In my tenure as Mayor, New Haven has made great strides in public safety, economic development and the environment. We have cut crime in half since 1994 and crime is down 10 percent in the first six months of this year. We have welcomed 130 new businesses to downtown in the last four years, and we are seeing new construction like the mixed-use development at 360 State St. We have taken a proactive approach to the foreclosure crisis — before national attention caught on — and worked with partners across the city including the Yale Law School Clinic to contact every homeowner with a sub-prime mortgage, provide assistance and purchase properties before they become blighted. We have created an Office of Sustainability to coordinate environmental efforts, switched to hybrid city vehicles, and, this year, we will welcome a new single-stream recycling program.

These improvements in New Haven have come not simply because people voted on Election Day. Real change comes from individuals remaining engaged, working hard and working together to make improvements in their community. I am proud to be a leader who has encouraged real change through competence and persistence, and I look forward to the opportunity to continue to do so.

The next real change in New Haven will come and must come in our school system. I am committed to, and my opponents are against, real education reform for our students. As you may already be aware, New Haven has garnered national attention from Secretary of Education Arne Duncan and American Federation of Teachers President Randi Weingarten for our efforts, because of our inclusive approach. Rather than alienate teachers in this reform process, we have chosen to include the teacher’s union. As a result, teachers ratified a historic agreement that allows for reform in the contract and transforms the role that teachers will play in our public schools.

Our school change initiative, built on the foundation of a $1.5 billion school construction project, will aim to close the achievement gap, lower the dropout rate and prepare every graduate for college and competitiveness in the job market. This change will seek to grade schools and promote accountability, bring a differentiated, “portfolio” approach to managing schools and recruiting and retaining the best teachers and principals. We will be making a promise that every child should have the opportunity to go to college, regardless of financial circumstances.

Education reform, like our response to the foreclosure crisis and the Elm City ID card, is an example of how New Haven takes the lead on national issues, always pushing for progressive solutions, never being happy with the status quo. As Mayor, I consistently pursue ways to make positive change in New Haven, don’t stop when it gets tough and understand what it takes to bring real results.

Our successes have been bolstered by student involvement. Education reform is no exception.
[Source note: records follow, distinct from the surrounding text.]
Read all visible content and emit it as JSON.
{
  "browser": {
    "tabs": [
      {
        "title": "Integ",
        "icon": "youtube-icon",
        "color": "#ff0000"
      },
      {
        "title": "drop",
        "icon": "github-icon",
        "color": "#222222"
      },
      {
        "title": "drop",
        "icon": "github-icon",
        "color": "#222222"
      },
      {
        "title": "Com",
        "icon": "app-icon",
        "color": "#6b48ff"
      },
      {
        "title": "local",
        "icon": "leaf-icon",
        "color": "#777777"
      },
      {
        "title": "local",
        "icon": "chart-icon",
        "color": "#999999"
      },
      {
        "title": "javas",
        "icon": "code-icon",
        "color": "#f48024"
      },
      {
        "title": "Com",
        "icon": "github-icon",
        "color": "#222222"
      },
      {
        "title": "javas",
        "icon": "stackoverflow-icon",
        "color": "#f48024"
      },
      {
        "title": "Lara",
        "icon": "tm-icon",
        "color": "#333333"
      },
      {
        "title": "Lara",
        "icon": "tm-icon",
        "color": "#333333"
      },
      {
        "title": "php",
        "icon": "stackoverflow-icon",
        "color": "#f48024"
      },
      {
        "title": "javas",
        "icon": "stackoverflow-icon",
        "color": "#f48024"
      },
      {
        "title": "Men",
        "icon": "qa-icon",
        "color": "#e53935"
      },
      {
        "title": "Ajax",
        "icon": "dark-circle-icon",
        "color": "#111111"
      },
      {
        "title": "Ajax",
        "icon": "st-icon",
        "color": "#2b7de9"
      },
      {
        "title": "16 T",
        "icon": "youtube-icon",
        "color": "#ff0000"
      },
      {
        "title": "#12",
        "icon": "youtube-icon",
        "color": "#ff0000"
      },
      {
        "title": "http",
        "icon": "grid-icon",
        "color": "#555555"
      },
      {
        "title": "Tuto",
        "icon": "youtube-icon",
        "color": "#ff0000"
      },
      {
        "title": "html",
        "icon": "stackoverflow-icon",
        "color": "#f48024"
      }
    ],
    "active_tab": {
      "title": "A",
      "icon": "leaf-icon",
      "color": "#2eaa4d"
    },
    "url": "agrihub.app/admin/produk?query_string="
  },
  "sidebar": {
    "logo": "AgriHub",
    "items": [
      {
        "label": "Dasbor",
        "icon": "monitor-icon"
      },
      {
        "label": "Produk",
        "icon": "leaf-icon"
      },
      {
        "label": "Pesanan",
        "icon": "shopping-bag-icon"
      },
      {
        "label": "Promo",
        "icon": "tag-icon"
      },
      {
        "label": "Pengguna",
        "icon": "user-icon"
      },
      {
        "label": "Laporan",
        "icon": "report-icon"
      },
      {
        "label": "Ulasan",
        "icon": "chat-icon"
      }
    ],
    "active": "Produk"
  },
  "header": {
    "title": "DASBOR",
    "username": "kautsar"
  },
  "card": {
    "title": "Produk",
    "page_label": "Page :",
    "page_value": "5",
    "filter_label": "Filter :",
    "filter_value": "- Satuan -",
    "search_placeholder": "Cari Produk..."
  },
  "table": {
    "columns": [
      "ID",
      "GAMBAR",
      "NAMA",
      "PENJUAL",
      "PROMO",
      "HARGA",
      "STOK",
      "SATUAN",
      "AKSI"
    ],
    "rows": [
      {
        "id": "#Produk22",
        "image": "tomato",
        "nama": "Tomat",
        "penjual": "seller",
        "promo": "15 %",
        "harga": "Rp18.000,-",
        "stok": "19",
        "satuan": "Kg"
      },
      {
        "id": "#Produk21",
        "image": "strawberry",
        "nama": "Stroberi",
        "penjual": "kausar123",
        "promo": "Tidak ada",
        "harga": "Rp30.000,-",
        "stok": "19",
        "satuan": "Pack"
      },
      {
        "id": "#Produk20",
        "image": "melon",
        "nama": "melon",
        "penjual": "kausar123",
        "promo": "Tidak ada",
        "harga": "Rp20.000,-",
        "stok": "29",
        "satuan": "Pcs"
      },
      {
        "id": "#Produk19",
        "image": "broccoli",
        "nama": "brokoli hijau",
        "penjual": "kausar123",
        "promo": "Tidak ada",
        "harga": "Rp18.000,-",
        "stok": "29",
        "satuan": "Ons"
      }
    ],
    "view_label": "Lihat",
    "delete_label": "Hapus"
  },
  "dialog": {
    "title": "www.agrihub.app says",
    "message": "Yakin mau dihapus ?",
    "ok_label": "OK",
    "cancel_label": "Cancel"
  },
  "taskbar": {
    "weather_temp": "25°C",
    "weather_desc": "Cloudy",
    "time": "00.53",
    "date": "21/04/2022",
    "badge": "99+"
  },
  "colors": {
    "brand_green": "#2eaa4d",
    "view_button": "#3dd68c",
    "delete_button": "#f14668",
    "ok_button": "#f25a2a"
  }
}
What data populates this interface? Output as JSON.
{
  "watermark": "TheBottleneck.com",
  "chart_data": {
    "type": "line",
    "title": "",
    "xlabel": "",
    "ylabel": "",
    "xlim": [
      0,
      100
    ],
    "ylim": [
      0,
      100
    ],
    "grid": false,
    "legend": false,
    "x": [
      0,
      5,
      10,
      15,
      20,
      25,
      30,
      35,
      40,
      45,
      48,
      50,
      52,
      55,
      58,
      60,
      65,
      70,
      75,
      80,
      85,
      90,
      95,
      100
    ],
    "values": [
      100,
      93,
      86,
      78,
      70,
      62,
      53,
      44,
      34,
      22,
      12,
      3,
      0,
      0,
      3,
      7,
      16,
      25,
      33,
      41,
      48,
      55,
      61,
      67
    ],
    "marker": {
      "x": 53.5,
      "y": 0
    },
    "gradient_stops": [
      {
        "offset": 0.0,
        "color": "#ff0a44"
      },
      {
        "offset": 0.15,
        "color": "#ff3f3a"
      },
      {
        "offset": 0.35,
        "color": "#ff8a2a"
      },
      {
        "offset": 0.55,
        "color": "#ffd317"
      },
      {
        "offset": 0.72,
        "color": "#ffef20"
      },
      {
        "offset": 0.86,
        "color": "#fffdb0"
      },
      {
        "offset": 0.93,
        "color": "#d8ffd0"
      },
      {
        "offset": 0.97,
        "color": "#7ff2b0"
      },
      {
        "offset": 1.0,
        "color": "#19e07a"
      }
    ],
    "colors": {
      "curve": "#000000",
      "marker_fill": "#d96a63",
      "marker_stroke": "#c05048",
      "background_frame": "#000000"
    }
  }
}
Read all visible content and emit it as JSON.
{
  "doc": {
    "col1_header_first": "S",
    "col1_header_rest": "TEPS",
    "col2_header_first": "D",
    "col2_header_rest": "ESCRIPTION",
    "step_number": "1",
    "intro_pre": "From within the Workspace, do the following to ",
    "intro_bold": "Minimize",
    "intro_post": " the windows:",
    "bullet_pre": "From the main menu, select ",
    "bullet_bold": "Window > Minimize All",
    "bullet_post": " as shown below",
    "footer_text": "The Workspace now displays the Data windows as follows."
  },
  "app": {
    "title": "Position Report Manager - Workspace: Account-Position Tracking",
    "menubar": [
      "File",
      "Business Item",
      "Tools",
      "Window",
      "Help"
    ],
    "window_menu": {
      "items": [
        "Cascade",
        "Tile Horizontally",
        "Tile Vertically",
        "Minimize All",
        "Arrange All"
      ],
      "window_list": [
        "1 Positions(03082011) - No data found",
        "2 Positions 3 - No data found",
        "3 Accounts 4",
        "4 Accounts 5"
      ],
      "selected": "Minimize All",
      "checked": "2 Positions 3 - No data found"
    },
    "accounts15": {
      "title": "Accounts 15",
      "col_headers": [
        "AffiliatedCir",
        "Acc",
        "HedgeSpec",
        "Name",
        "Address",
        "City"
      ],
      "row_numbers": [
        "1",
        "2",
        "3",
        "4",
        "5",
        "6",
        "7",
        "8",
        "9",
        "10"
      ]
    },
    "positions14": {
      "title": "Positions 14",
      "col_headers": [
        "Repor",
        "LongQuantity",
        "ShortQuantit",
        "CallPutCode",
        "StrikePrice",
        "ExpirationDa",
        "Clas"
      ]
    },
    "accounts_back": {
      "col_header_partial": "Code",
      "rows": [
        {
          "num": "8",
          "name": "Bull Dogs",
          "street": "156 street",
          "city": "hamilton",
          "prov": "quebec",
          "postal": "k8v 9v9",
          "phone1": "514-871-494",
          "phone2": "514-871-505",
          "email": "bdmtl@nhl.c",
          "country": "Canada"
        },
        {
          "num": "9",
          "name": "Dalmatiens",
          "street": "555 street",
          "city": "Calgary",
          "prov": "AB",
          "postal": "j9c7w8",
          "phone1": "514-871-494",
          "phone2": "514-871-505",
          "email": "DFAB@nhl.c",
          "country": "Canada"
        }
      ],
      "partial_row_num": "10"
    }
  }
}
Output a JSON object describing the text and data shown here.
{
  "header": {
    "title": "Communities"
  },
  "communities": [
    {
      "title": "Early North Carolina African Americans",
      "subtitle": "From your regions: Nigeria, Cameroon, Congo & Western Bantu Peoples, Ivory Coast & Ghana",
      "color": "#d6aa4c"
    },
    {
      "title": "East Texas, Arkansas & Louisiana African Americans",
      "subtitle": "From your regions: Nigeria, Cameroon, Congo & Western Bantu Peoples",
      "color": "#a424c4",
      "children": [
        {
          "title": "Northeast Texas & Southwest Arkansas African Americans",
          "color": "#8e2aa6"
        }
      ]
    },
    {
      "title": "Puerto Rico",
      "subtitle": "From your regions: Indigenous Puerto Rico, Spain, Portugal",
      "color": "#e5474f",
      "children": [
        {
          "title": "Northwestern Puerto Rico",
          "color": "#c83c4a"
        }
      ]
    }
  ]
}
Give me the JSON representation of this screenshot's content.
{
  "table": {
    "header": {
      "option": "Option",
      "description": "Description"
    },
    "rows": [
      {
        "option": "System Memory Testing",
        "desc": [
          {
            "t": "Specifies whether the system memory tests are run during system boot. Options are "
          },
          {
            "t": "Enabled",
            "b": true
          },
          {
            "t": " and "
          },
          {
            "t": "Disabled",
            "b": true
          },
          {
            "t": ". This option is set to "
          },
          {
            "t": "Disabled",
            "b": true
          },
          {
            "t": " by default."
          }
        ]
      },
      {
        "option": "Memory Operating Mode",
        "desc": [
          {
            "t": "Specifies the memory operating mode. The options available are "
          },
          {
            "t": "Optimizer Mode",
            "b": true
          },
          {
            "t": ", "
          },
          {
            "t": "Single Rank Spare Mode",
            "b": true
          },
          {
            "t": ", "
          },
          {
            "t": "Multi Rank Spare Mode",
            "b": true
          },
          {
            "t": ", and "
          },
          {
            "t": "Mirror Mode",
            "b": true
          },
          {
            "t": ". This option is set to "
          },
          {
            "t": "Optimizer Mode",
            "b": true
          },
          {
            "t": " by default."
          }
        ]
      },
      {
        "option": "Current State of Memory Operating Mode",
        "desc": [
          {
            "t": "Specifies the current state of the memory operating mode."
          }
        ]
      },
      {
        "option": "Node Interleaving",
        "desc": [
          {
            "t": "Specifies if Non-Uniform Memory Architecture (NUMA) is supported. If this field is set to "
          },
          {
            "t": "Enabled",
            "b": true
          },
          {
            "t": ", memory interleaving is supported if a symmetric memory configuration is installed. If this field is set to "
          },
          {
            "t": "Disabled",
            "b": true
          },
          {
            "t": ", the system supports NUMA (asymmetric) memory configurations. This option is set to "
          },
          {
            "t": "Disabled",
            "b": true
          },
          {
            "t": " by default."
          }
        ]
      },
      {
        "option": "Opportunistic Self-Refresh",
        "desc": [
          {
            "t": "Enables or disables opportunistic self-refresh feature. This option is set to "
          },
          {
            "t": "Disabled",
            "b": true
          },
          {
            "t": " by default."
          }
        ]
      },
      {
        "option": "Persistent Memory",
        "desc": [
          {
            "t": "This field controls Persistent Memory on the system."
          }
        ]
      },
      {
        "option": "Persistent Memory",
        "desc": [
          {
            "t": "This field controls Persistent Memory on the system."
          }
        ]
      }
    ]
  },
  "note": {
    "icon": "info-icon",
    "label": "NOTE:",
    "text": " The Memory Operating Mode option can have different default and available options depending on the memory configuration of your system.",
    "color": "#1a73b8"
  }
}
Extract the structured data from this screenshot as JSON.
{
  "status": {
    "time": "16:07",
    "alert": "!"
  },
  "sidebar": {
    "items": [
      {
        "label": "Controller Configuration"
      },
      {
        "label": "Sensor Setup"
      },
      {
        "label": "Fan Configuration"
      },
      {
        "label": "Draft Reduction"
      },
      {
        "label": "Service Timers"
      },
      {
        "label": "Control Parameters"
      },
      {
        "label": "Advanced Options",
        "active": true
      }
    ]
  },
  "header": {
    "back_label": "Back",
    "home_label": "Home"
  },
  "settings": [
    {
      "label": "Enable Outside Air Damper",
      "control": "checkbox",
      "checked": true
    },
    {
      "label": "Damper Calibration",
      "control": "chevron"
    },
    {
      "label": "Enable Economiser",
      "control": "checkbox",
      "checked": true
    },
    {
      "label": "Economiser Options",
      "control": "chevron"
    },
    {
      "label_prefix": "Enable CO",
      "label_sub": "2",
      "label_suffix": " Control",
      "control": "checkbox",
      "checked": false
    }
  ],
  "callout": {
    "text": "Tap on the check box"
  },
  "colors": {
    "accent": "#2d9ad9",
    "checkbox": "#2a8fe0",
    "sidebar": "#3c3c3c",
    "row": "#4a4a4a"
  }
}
Already, students have been reaching out in the New Haven community on the phones to educate the public about the new teacher contract and education reform.

I ask for your vote on Nov. 3, but the work does not stop there. In your years here, I encourage you to volunteer, advocate and lobby for causes that are important to you. In my administration and in the city as a whole, there is always a place for those who wish to work hard and move New Haven forward.

John Destefano, Jr. is the mayor of New Haven.